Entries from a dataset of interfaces
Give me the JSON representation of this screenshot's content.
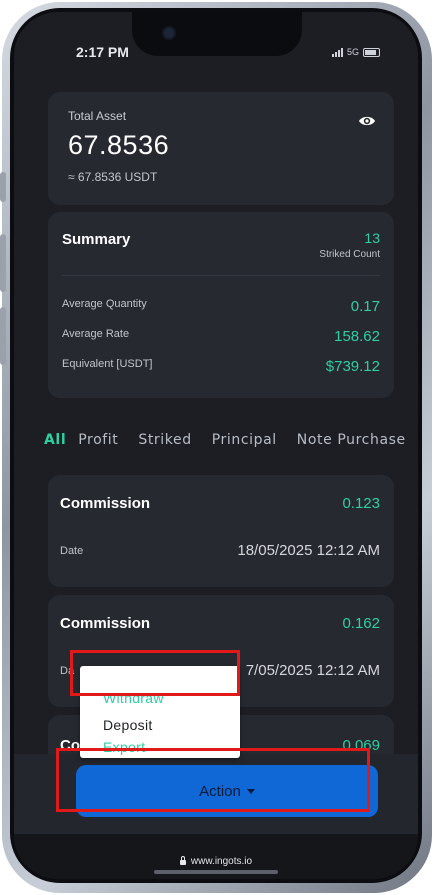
{
  "status_bar": {
    "time": "2:17 PM",
    "network": "5G",
    "icons": [
      "signal-icon",
      "battery-icon"
    ]
  },
  "asset": {
    "label": "Total Asset",
    "value": "67.8536",
    "sub": "≈ 67.8536 USDT",
    "icon": "eye-icon"
  },
  "summary": {
    "title": "Summary",
    "count": "13",
    "count_label": "Striked Count",
    "rows": [
      {
        "label": "Average Quantity",
        "value": "0.17"
      },
      {
        "label": "Average Rate",
        "value": "158.62"
      },
      {
        "label": "Equivalent [USDT]",
        "value": "$739.12"
      }
    ]
  },
  "tabs": [
    {
      "label": "All",
      "active": true
    },
    {
      "label": "Profit"
    },
    {
      "label": "Striked"
    },
    {
      "label": "Principal"
    },
    {
      "label": "Note Purchase"
    }
  ],
  "transactions": [
    {
      "title": "Commission",
      "amount": "0.123",
      "date_label": "Date",
      "date": "18/05/2025 12:12 AM"
    },
    {
      "title": "Commission",
      "amount": "0.162",
      "date_label": "Da",
      "date": "7/05/2025 12:12 AM"
    },
    {
      "title": "Co",
      "amount": "0.069"
    }
  ],
  "action_menu": {
    "items": [
      {
        "label": "Withdraw",
        "color": "#2ecfa3"
      },
      {
        "label": "Deposit",
        "color": "#1e2128"
      },
      {
        "label": "Export",
        "color": "#2ecfa3"
      }
    ]
  },
  "action_button": {
    "label": "Action"
  },
  "footer": {
    "url": "www.ingots.io"
  },
  "colors": {
    "accent": "#2ecfa3",
    "button": "#0f68d6",
    "highlight": "#e11919",
    "background": "#1c1e24"
  }
}
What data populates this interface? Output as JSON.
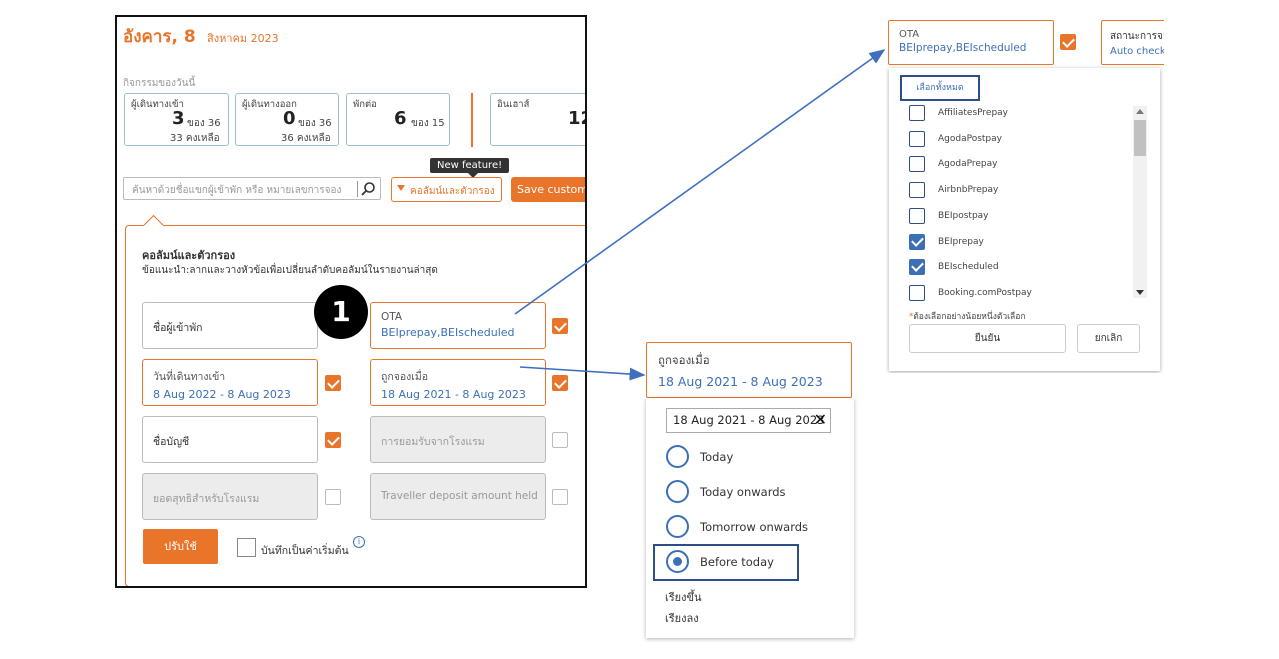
{
  "header": {
    "date_main": "อังคาร, 8",
    "date_sub": "สิงหาคม 2023",
    "today_label": "กิจกรรมของวันนี้"
  },
  "stats": [
    {
      "title": "ผู้เดินทางเข้า",
      "value": "3",
      "of": "ของ 36",
      "remaining": "33 คงเหลือ"
    },
    {
      "title": "ผู้เดินทางออก",
      "value": "0",
      "of": "ของ 36",
      "remaining": "36 คงเหลือ"
    },
    {
      "title": "พักต่อ",
      "value": "6",
      "of": "ของ 15",
      "remaining": ""
    },
    {
      "title": "อินเฮาส์",
      "value": "12",
      "of": "",
      "remaining": ""
    }
  ],
  "new_feature_tooltip": "New feature!",
  "search": {
    "placeholder": "ค้นหาด้วยชื่อแขกผู้เข้าพัก หรือ หมายเลขการจอง"
  },
  "toolbar": {
    "filter_label": "คอลัมน์และตัวกรอง",
    "save_label": "Save custom v"
  },
  "filter_panel": {
    "title": "คอลัมน์และตัวกรอง",
    "hint": "ข้อแนะนำ:ลากและวางหัวข้อเพื่อเปลี่ยนลำดับคอลัมน์ในรายงานล่าสุด",
    "fields": [
      {
        "label": "ชื่อผู้เข้าพัก",
        "value": ""
      },
      {
        "label": "OTA",
        "value": "BEIprepay,BEIscheduled",
        "checked": true
      },
      {
        "label": "วันที่เดินทางเข้า",
        "value": "8 Aug 2022 - 8 Aug 2023",
        "checked": true
      },
      {
        "label": "ถูกจองเมื่อ",
        "value": "18 Aug 2021 - 8 Aug 2023",
        "checked": true
      },
      {
        "label": "ชื่อบัญชี",
        "value": "",
        "checked": true
      },
      {
        "label": "การยอมรับจากโรงแรม",
        "value": "",
        "checked": false
      },
      {
        "label": "ยอดสุทธิสำหรับโรงแรม",
        "value": "",
        "checked": false
      },
      {
        "label": "Traveller deposit amount held",
        "value": "",
        "checked": false
      }
    ],
    "apply_label": "ปรับใช้",
    "save_default_label": "บันทึกเป็นค่าเริ่มต้น",
    "info_icon": "i"
  },
  "step_badge": "1",
  "date_popup": {
    "box_label": "ถูกจองเมื่อ",
    "box_value": "18 Aug 2021 - 8 Aug 2023",
    "input_value": "18 Aug 2021 - 8 Aug 2023",
    "clear_icon": "✕",
    "options": [
      "Today",
      "Today onwards",
      "Tomorrow onwards",
      "Before today"
    ],
    "selected": "Before today",
    "sort_asc": "เรียงขึ้น",
    "sort_desc": "เรียงลง"
  },
  "ota_popup": {
    "box_label": "OTA",
    "box_value": "BEIprepay,BEIscheduled",
    "status_label": "สถานะการจอ",
    "status_value": "Auto checke",
    "select_all": "เลือกทั้งหมด",
    "items": [
      {
        "label": "AffiliatesPrepay",
        "checked": false
      },
      {
        "label": "AgodaPostpay",
        "checked": false
      },
      {
        "label": "AgodaPrepay",
        "checked": false
      },
      {
        "label": "AirbnbPrepay",
        "checked": false
      },
      {
        "label": "BEIpostpay",
        "checked": false
      },
      {
        "label": "BEIprepay",
        "checked": true
      },
      {
        "label": "BEIscheduled",
        "checked": true
      },
      {
        "label": "Booking.comPostpay",
        "checked": false
      }
    ],
    "note_star": "*",
    "note": "ต้องเลือกอย่างน้อยหนึ่งตัวเลือก",
    "confirm_label": "ยืนยัน",
    "cancel_label": "ยกเลิก"
  },
  "colors": {
    "accent": "#e8752a",
    "link": "#3b6fb6",
    "highlight": "#2c4f8a"
  }
}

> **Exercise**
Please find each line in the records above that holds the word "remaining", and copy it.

> **Solution**
      "remaining": "33 คงเหลือ"
      "remaining": "36 คงเหลือ"
      "remaining": ""
      "remaining": ""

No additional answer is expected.